*EXERCISE DETAILS*
Each record here should be printed again exactly; please leave its pictures out.

▽

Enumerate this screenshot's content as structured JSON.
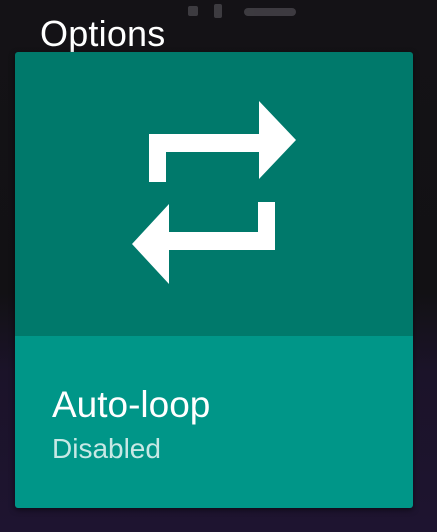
{
  "header": {
    "title": "Options"
  },
  "option_card": {
    "icon": "repeat-icon",
    "title": "Auto-loop",
    "status": "Disabled"
  },
  "colors": {
    "icon_area": "#00796b",
    "text_area": "#009688",
    "background": "#121114"
  }
}
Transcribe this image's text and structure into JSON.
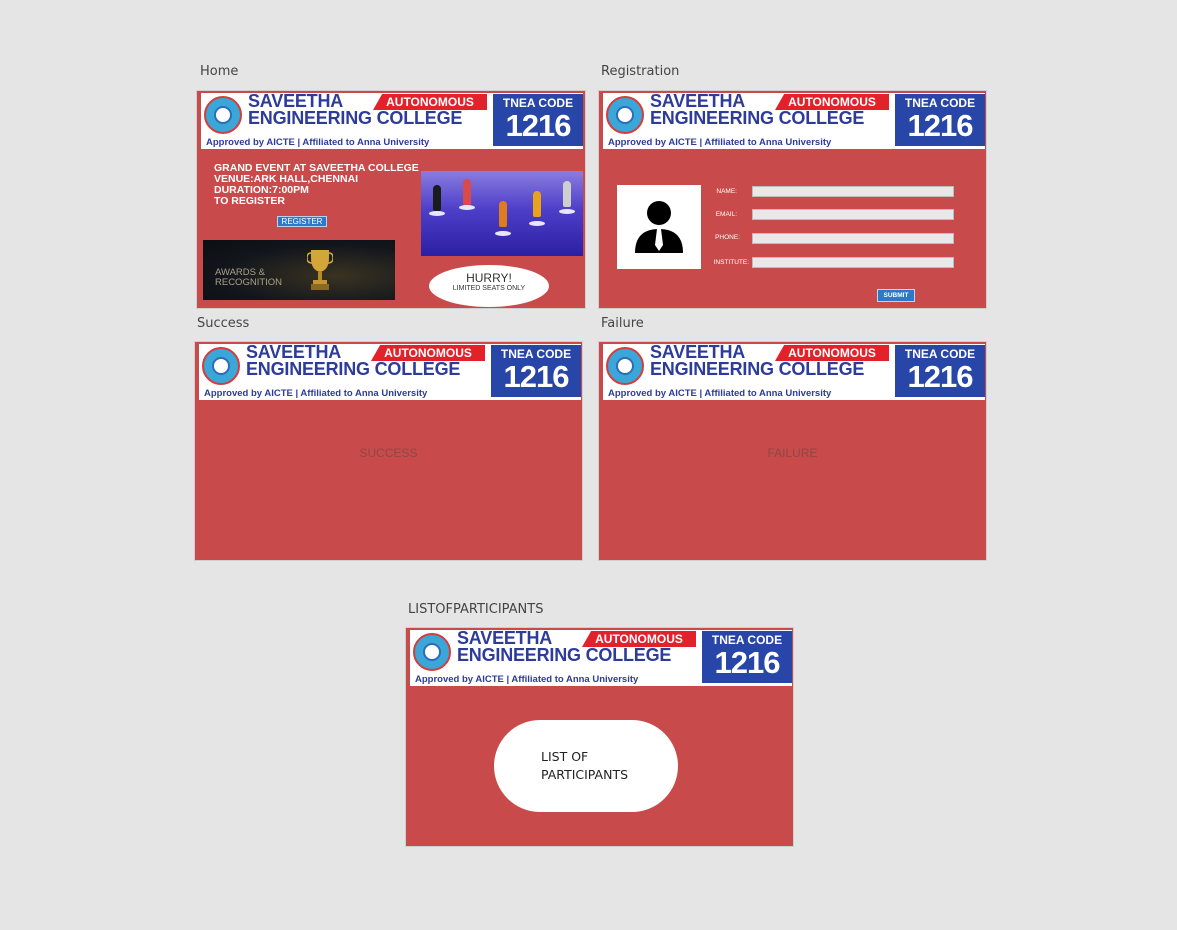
{
  "colors": {
    "frame_bg": "#c94a4a",
    "canvas_bg": "#e5e5e5",
    "college_blue": "#2d3b9a",
    "autonomous_red": "#e2212b",
    "button_blue": "#2c79c9"
  },
  "banner": {
    "college_line1": "SAVEETHA",
    "college_line2": "ENGINEERING COLLEGE",
    "autonomous": "AUTONOMOUS",
    "approved": "Approved by AICTE  |  Affiliated to Anna University",
    "tnea_label": "TNEA CODE",
    "tnea_code": "1216",
    "logo_icon": "college-seal-icon"
  },
  "frames": {
    "home": {
      "label": "Home",
      "event_lines": "GRAND EVENT AT SAVEETHA COLLEGE\nVENUE:ARK HALL,CHENNAI\nDURATION:7:00PM\nTO REGISTER",
      "register_button": "REGISTER",
      "awards_text": "AWARDS &\nRECOGNITION",
      "hurry_title": "HURRY!",
      "hurry_sub": "LIMITED SEATS ONLY"
    },
    "registration": {
      "label": "Registration",
      "avatar_icon": "user-silhouette-icon",
      "fields": [
        {
          "label": "NAME:",
          "value": ""
        },
        {
          "label": "EMAIL:",
          "value": ""
        },
        {
          "label": "PHONE:",
          "value": ""
        },
        {
          "label": "INSTITUTE:",
          "value": ""
        }
      ],
      "submit_button": "SUBMIT"
    },
    "success": {
      "label": "Success",
      "message": "SUCCESS"
    },
    "failure": {
      "label": "Failure",
      "message": "FAILURE"
    },
    "participants": {
      "label": "LISTOFPARTICIPANTS",
      "button_line1": "LIST OF",
      "button_line2": "PARTICIPANTS"
    }
  }
}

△

*RESPONSE AREA*
Enumerate this screenshot's content as structured JSON.
{
  "header": {
    "title": "Options"
  },
  "option_card": {
    "icon": "repeat-icon",
    "title": "Auto-loop",
    "status": "Disabled"
  },
  "colors": {
    "icon_area": "#00796b",
    "text_area": "#009688",
    "background": "#121114"
  }
}
Transcribe this image's text and structure into JSON.
{
  "colors": {
    "frame_bg": "#c94a4a",
    "canvas_bg": "#e5e5e5",
    "college_blue": "#2d3b9a",
    "autonomous_red": "#e2212b",
    "button_blue": "#2c79c9"
  },
  "banner": {
    "college_line1": "SAVEETHA",
    "college_line2": "ENGINEERING COLLEGE",
    "autonomous": "AUTONOMOUS",
    "approved": "Approved by AICTE  |  Affiliated to Anna University",
    "tnea_label": "TNEA CODE",
    "tnea_code": "1216",
    "logo_icon": "college-seal-icon"
  },
  "frames": {
    "home": {
      "label": "Home",
      "event_lines": "GRAND EVENT AT SAVEETHA COLLEGE\nVENUE:ARK HALL,CHENNAI\nDURATION:7:00PM\nTO REGISTER",
      "register_button": "REGISTER",
      "awards_text": "AWARDS &\nRECOGNITION",
      "hurry_title": "HURRY!",
      "hurry_sub": "LIMITED SEATS ONLY"
    },
    "registration": {
      "label": "Registration",
      "avatar_icon": "user-silhouette-icon",
      "fields": [
        {
          "label": "NAME:",
          "value": ""
        },
        {
          "label": "EMAIL:",
          "value": ""
        },
        {
          "label": "PHONE:",
          "value": ""
        },
        {
          "label": "INSTITUTE:",
          "value": ""
        }
      ],
      "submit_button": "SUBMIT"
    },
    "success": {
      "label": "Success",
      "message": "SUCCESS"
    },
    "failure": {
      "label": "Failure",
      "message": "FAILURE"
    },
    "participants": {
      "label": "LISTOFPARTICIPANTS",
      "button_line1": "LIST OF",
      "button_line2": "PARTICIPANTS"
    }
  }
}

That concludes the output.